As I examined Mrs. M, her daughter sat in the corner and kept interrupting to ask about the next step. Instead of getting annoyed, I thought back to my own “annoying” self who had gone so far as to request my grandpa’s labs in order to feel like I had some agency in an uncontrollable matter. I sat down with Mrs. M and her daughter and explained what a DVT was, what we were doing to treat it, and what we were on the lookout for. Every day, when I went in to check on Mrs. M, I made sure to ask her daughter if she had any questions about her mother’s status. Every time I took the extra time to sit down with a patient’s family, I felt a little piece of my heart come back to life. I no longer had my grandfather, but I could do my part to keep other families from feeling utterly powerless and fearful. I thought about the fact that every day I went into the hospital, I hoped I was making my grandfather proud of the granddaughter he had raised. Patients in hospital beds were far from a trigger. Instead, medicine had become my medicine.
Vicky is a MD/PhD student at UT Southwestern Medical Center currently in the process of obtaining her PhD in Biological Chemistry. Her areas of interest in writing include health policy, social determinants of health, and the intersection between basic science and the world of clinical medicine. When she's not in the lab, she enjoys reading, hiking, cooking, yoga, and hanging out with her dog, Dobby. Vicky is a 2021–2022 Doximity Op-Med Fellow.

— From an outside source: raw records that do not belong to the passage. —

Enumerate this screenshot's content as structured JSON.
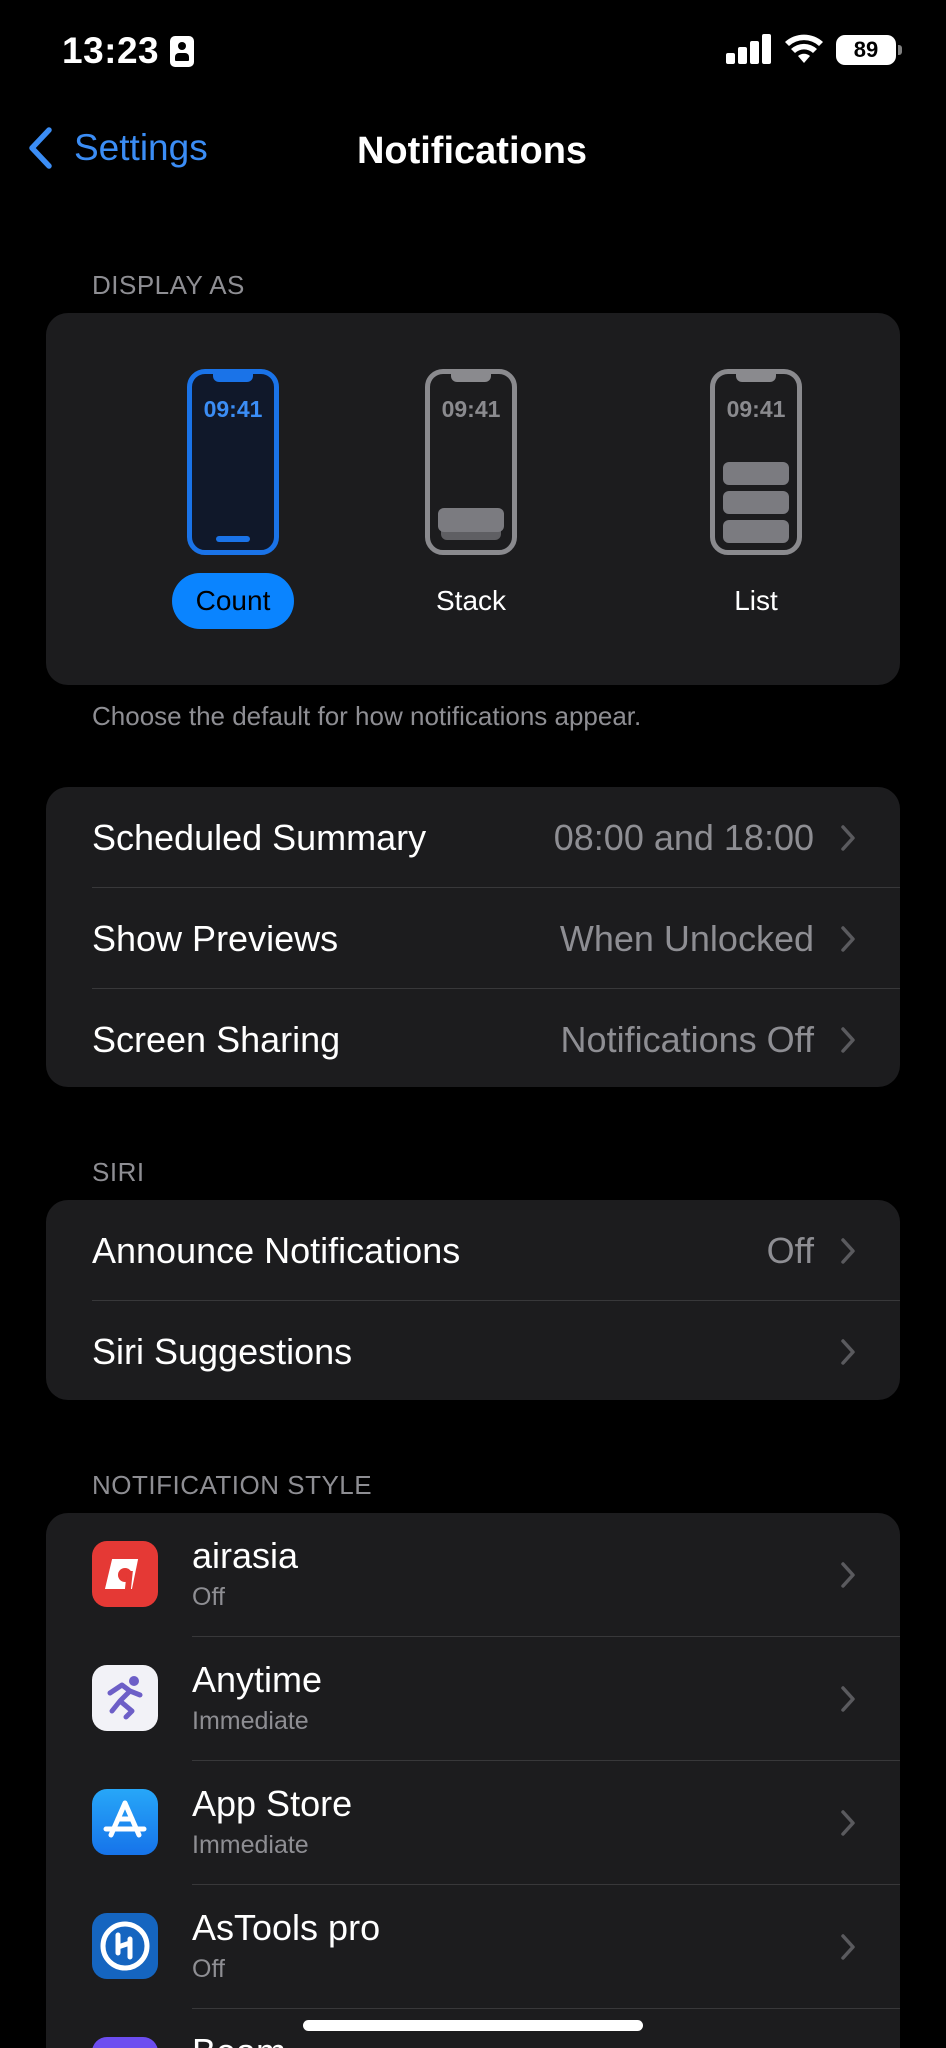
{
  "status": {
    "time": "13:23",
    "battery": "89"
  },
  "nav": {
    "back_label": "Settings",
    "title": "Notifications"
  },
  "display_as": {
    "header": "DISPLAY AS",
    "phone_time": "09:41",
    "options": [
      {
        "label": "Count",
        "selected": true
      },
      {
        "label": "Stack",
        "selected": false
      },
      {
        "label": "List",
        "selected": false
      }
    ],
    "footer": "Choose the default for how notifications appear."
  },
  "general_rows": [
    {
      "label": "Scheduled Summary",
      "value": "08:00 and 18:00"
    },
    {
      "label": "Show Previews",
      "value": "When Unlocked"
    },
    {
      "label": "Screen Sharing",
      "value": "Notifications Off"
    }
  ],
  "siri": {
    "header": "SIRI",
    "rows": [
      {
        "label": "Announce Notifications",
        "value": "Off"
      },
      {
        "label": "Siri Suggestions",
        "value": ""
      }
    ]
  },
  "notification_style": {
    "header": "NOTIFICATION STYLE",
    "apps": [
      {
        "name": "airasia",
        "status": "Off",
        "icon": "airasia-icon",
        "color": "#e53935"
      },
      {
        "name": "Anytime",
        "status": "Immediate",
        "icon": "anytime-icon",
        "color": "#f2f2f7"
      },
      {
        "name": "App Store",
        "status": "Immediate",
        "icon": "app-store-icon",
        "color": "#1e88f5"
      },
      {
        "name": "AsTools pro",
        "status": "Off",
        "icon": "astools-icon",
        "color": "#1565c0"
      },
      {
        "name": "Beam",
        "status": "",
        "icon": "beam-icon",
        "color": "#6c4df0"
      }
    ]
  },
  "colors": {
    "accent": "#0a84ff",
    "card": "#1c1c1e",
    "secondary_text": "#8e8e93"
  }
}
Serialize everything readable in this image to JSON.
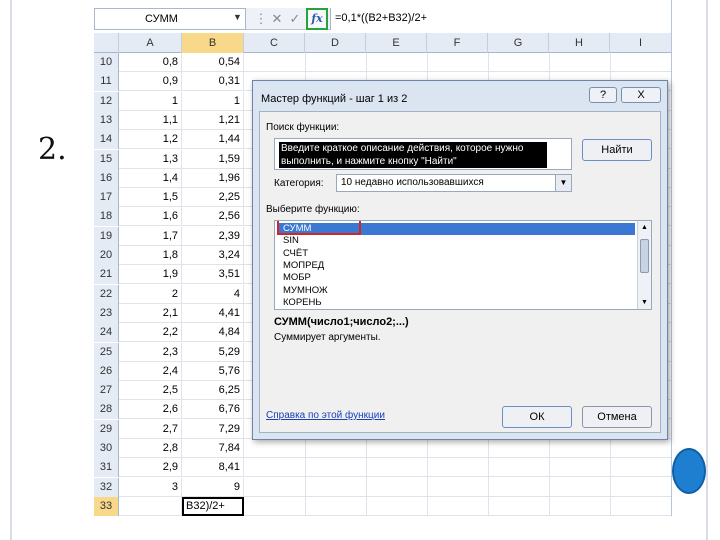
{
  "slide": {
    "step_label": "2."
  },
  "formula_bar": {
    "name_box": "СУММ",
    "cancel_glyph": "✕",
    "enter_glyph": "✓",
    "fx_label": "fx",
    "formula": "=0,1*((B2+B32)/2+"
  },
  "columns": [
    "A",
    "B",
    "C",
    "D",
    "E",
    "F",
    "G",
    "H",
    "I"
  ],
  "rows": [
    {
      "num": "10",
      "a": "0,8",
      "b": "0,54"
    },
    {
      "num": "11",
      "a": "0,9",
      "b": "0,31"
    },
    {
      "num": "12",
      "a": "1",
      "b": "1"
    },
    {
      "num": "13",
      "a": "1,1",
      "b": "1,21"
    },
    {
      "num": "14",
      "a": "1,2",
      "b": "1,44"
    },
    {
      "num": "15",
      "a": "1,3",
      "b": "1,59"
    },
    {
      "num": "16",
      "a": "1,4",
      "b": "1,96"
    },
    {
      "num": "17",
      "a": "1,5",
      "b": "2,25"
    },
    {
      "num": "18",
      "a": "1,6",
      "b": "2,56"
    },
    {
      "num": "19",
      "a": "1,7",
      "b": "2,39"
    },
    {
      "num": "20",
      "a": "1,8",
      "b": "3,24"
    },
    {
      "num": "21",
      "a": "1,9",
      "b": "3,51"
    },
    {
      "num": "22",
      "a": "2",
      "b": "4"
    },
    {
      "num": "23",
      "a": "2,1",
      "b": "4,41"
    },
    {
      "num": "24",
      "a": "2,2",
      "b": "4,84"
    },
    {
      "num": "25",
      "a": "2,3",
      "b": "5,29"
    },
    {
      "num": "26",
      "a": "2,4",
      "b": "5,76"
    },
    {
      "num": "27",
      "a": "2,5",
      "b": "6,25"
    },
    {
      "num": "28",
      "a": "2,6",
      "b": "6,76"
    },
    {
      "num": "29",
      "a": "2,7",
      "b": "7,29"
    },
    {
      "num": "30",
      "a": "2,8",
      "b": "7,84"
    },
    {
      "num": "31",
      "a": "2,9",
      "b": "8,41"
    },
    {
      "num": "32",
      "a": "3",
      "b": "9"
    },
    {
      "num": "33",
      "a": "",
      "b": "B32)/2+"
    }
  ],
  "dialog": {
    "title": "Мастер функций - шаг 1 из 2",
    "help_glyph": "?",
    "close_glyph": "X",
    "search_label": "Поиск функции:",
    "search_text": "Введите краткое описание действия, которое нужно выполнить, и нажмите кнопку \"Найти\"",
    "find_button": "Найти",
    "category_label": "Категория:",
    "category_value": "10 недавно использовавшихся",
    "select_label": "Выберите функцию:",
    "functions": [
      "СУММ",
      "SIN",
      "СЧЁТ",
      "МОПРЕД",
      "МОБР",
      "МУМНОЖ",
      "КОРЕНЬ"
    ],
    "selected_function": "СУММ",
    "signature": "СУММ(число1;число2;...)",
    "description": "Суммирует аргументы.",
    "help_link": "Справка по этой функции",
    "ok_button": "ОК",
    "cancel_button": "Отмена"
  },
  "colors": {
    "fx_highlight": "#27a33a",
    "selection_highlight": "#d42525",
    "selected_item": "#3a78d4",
    "accent_circle": "#1e7fd0"
  }
}
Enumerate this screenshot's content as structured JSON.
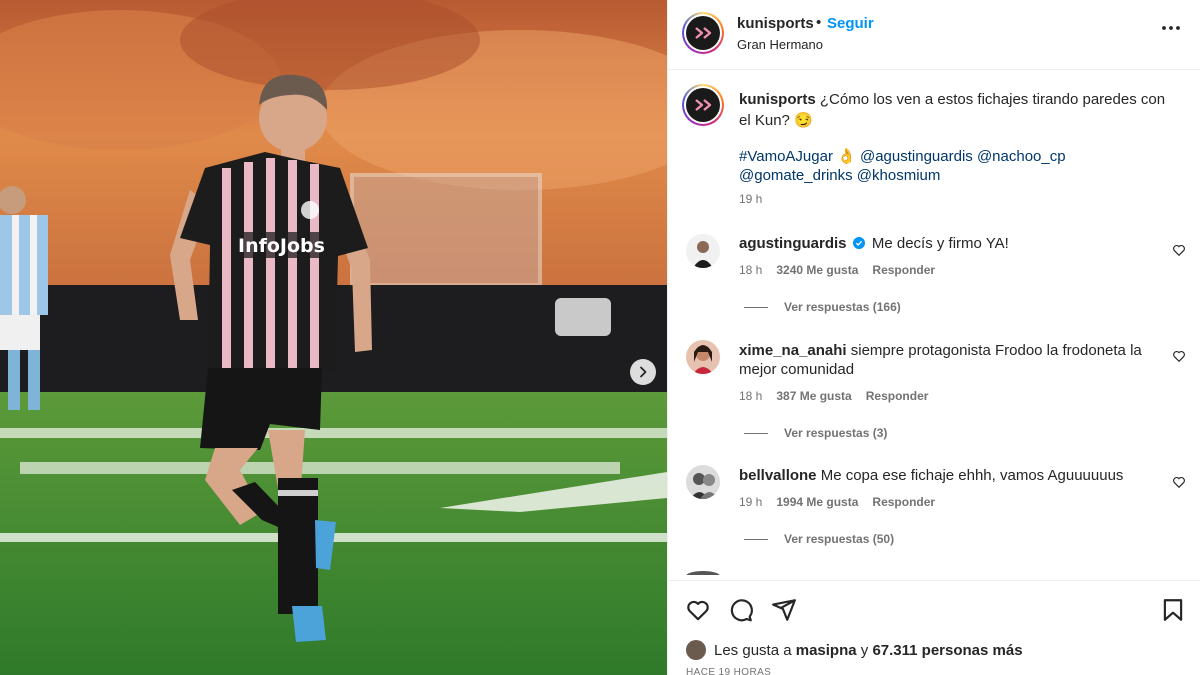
{
  "post": {
    "account": "kunisports",
    "follow_label": "Seguir",
    "subtitle": "Gran Hermano",
    "more_label": "•••"
  },
  "caption": {
    "username": "kunisports",
    "text": "¿Cómo los ven a estos fichajes tirando paredes con el Kun? 😏",
    "tags": [
      "#VamoAJugar",
      "👌",
      "@agustinguardis",
      "@nachoo_cp",
      "@gomate_drinks",
      "@khosmium"
    ],
    "time": "19 h"
  },
  "comments": [
    {
      "username": "agustinguardis",
      "verified": true,
      "text": "Me decís y firmo YA!",
      "time": "18 h",
      "likes": "3240 Me gusta",
      "reply_label": "Responder",
      "replies": "Ver respuestas (166)"
    },
    {
      "username": "xime_na_anahi",
      "verified": false,
      "text": "siempre protagonista Frodoo la frodoneta la mejor comunidad",
      "time": "18 h",
      "likes": "387 Me gusta",
      "reply_label": "Responder",
      "replies": "Ver respuestas (3)"
    },
    {
      "username": "bellvallone",
      "verified": false,
      "text": "Me copa ese fichaje ehhh, vamos Aguuuuuus",
      "time": "19 h",
      "likes": "1994 Me gusta",
      "reply_label": "Responder",
      "replies": "Ver respuestas (50)"
    }
  ],
  "likes": {
    "prefix": "Les gusta a",
    "user": "masipna",
    "connector": "y",
    "count": "67.311 personas más"
  },
  "date_label": "HACE 19 HORAS",
  "jersey_sponsor": "InfoJobs",
  "colors": {
    "link": "#0095f6",
    "tag": "#00376b",
    "muted": "#737373",
    "text": "#262626"
  }
}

All names and identifying information have been modified to protect patient privacy.
Illustration by April Brust